In the absence of any other guidance on what ‘ethical obligations’ may mean, one must make their best guess. Understanding and taking to heart the Court of Appeal’s reasoning in the Wingate and Evans case is likely to be a reasonable first step in trying to understand how the issue of ethical behaviour has been considered by the courts in the context of solicitors’ practices.

Whether and to what extent ‘ethical obligations’ go beyond acting with integrity is open to debate and may cause some consternation among generations of lawyers for whom ‘ethics’ has been no part of legal training. Ironically, those solicitors who take their professional obligations most seriously are those most likely to worry over what this new obligation entails as it is a new requirement which has no obvious precedent outside of the vexed question of integrity.

The final tier of the pyramid is made of up the firm itself and its compliance officers. Their responsibility is made clear by Firm Standards 4.3, 4.4 and 9.1 which require the firm to ensure competence etc. in the same terms as Individual Standard 3.6 in respect of managers and employees, have an effective system in place to ensure supervision of client matters and require the COLP to take reasonable steps to ensure compliance with regulatory arrangements.


The combination of these measures, taken with the requirement on firms to keep and maintain records to demonstrate compliance with the SRA’s regulatory arrangements indicates that firms wishing to get a head start on their preparation for the next regulatory overhaul could usefully begin by reviewing their training and supervision programmes. I suspect that training, in particular, will be a key benchmark against which firms can measure compliance with these requirements. Performance reviews, file assessments and evidence of proactive supervision will all assist in demonstrating that standards are being met; however, all of these methods are reactive. They help to uncover problems which have already occurred. On my reading of the new requirements, that is unlikely to be sufficient to avoid regulatory interest if misconduct occurs because of a failure in supervision or in circumstances where an employee simply did not know what was expected of them.

While it does not appear to be intended by the SRA that supervision requirements will detract from the need for individuals to assess and maintain their own competence and knowledge, it must be apparent that a degree of individual, managerial and firm oversight is expected and should be recorded in order to demonstrate effective compliance.

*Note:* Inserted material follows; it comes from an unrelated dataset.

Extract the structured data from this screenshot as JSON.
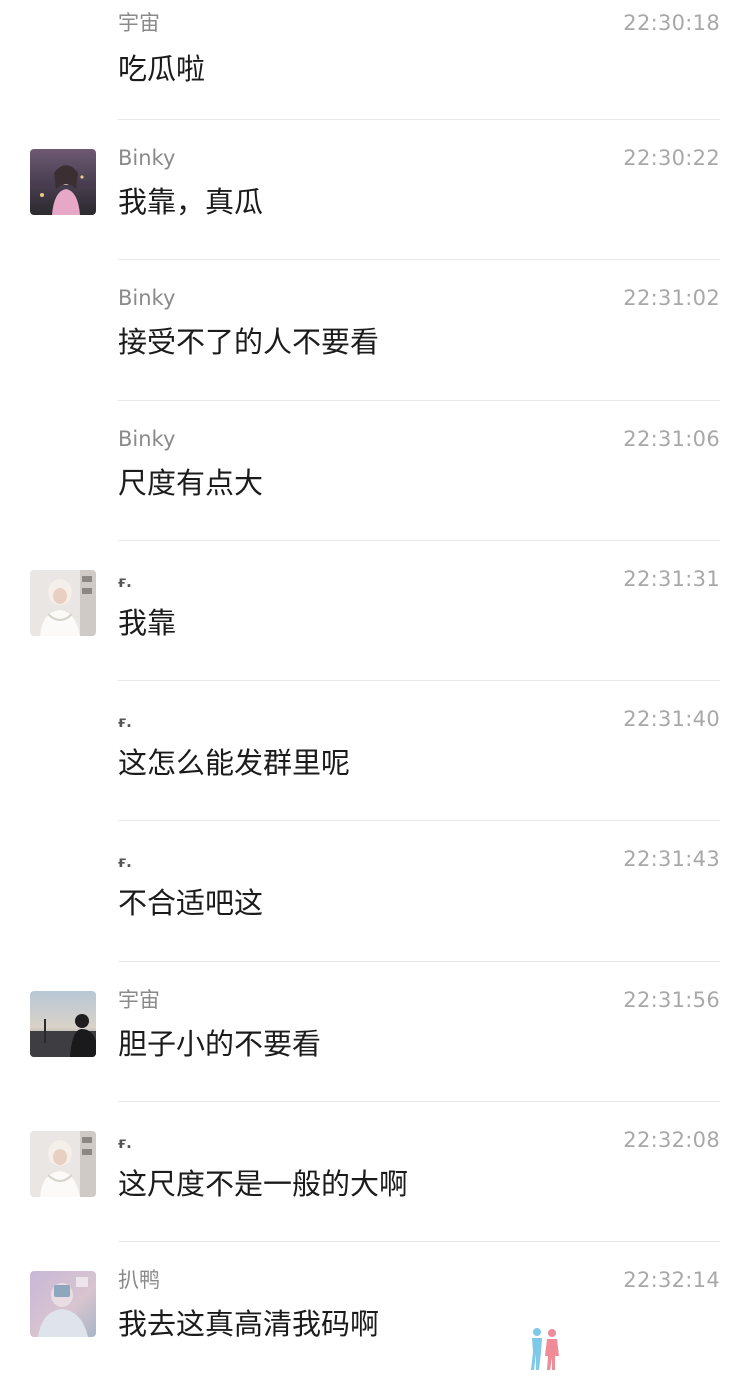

Taking a critical look at your firm, its policies and approach to supervision based on a risk assessment of your work, your clients and your staff profile may help to demonstrate that you have taken all reasonable steps to ensure compliance (COLPs in particular may wish to note that wording...).

It may assist firms to look at supervision both from the perspective of what is expected of a supervisor and from a supervisee. When, for example, should a supervisee proactively seek additional guidance? Is there a clear process as to how supervisees can gain further help or guidance if (say) their immediate supervisor is unavailable?

Firms will need to consider their training programmes, how they identify any training needs and, as part of that process, take into account that the approach of the new rulebook is minimalist. This means, for example, that one cannot simply look to the SRA Standards and Regulations for a complete answer to any question of regulation. One of the ways in which simplification has been achieved is by avoidance of duplication. That means that any regulatory requirement which had appeared in the SRA Handbook but was a mirror or restatement of an obligation contained in legislation will not appear in the new rulebook but will still apply.

The general obligations to maintain knowledge of the law and comply with it incorporate such requirements by reference. That may mean that solicitors need to look again at the source of professional obligations which appear, on the face of the new rulebook, to have been abandoned.


Susanna Heley is a partner at RadcliffesLeBrasseur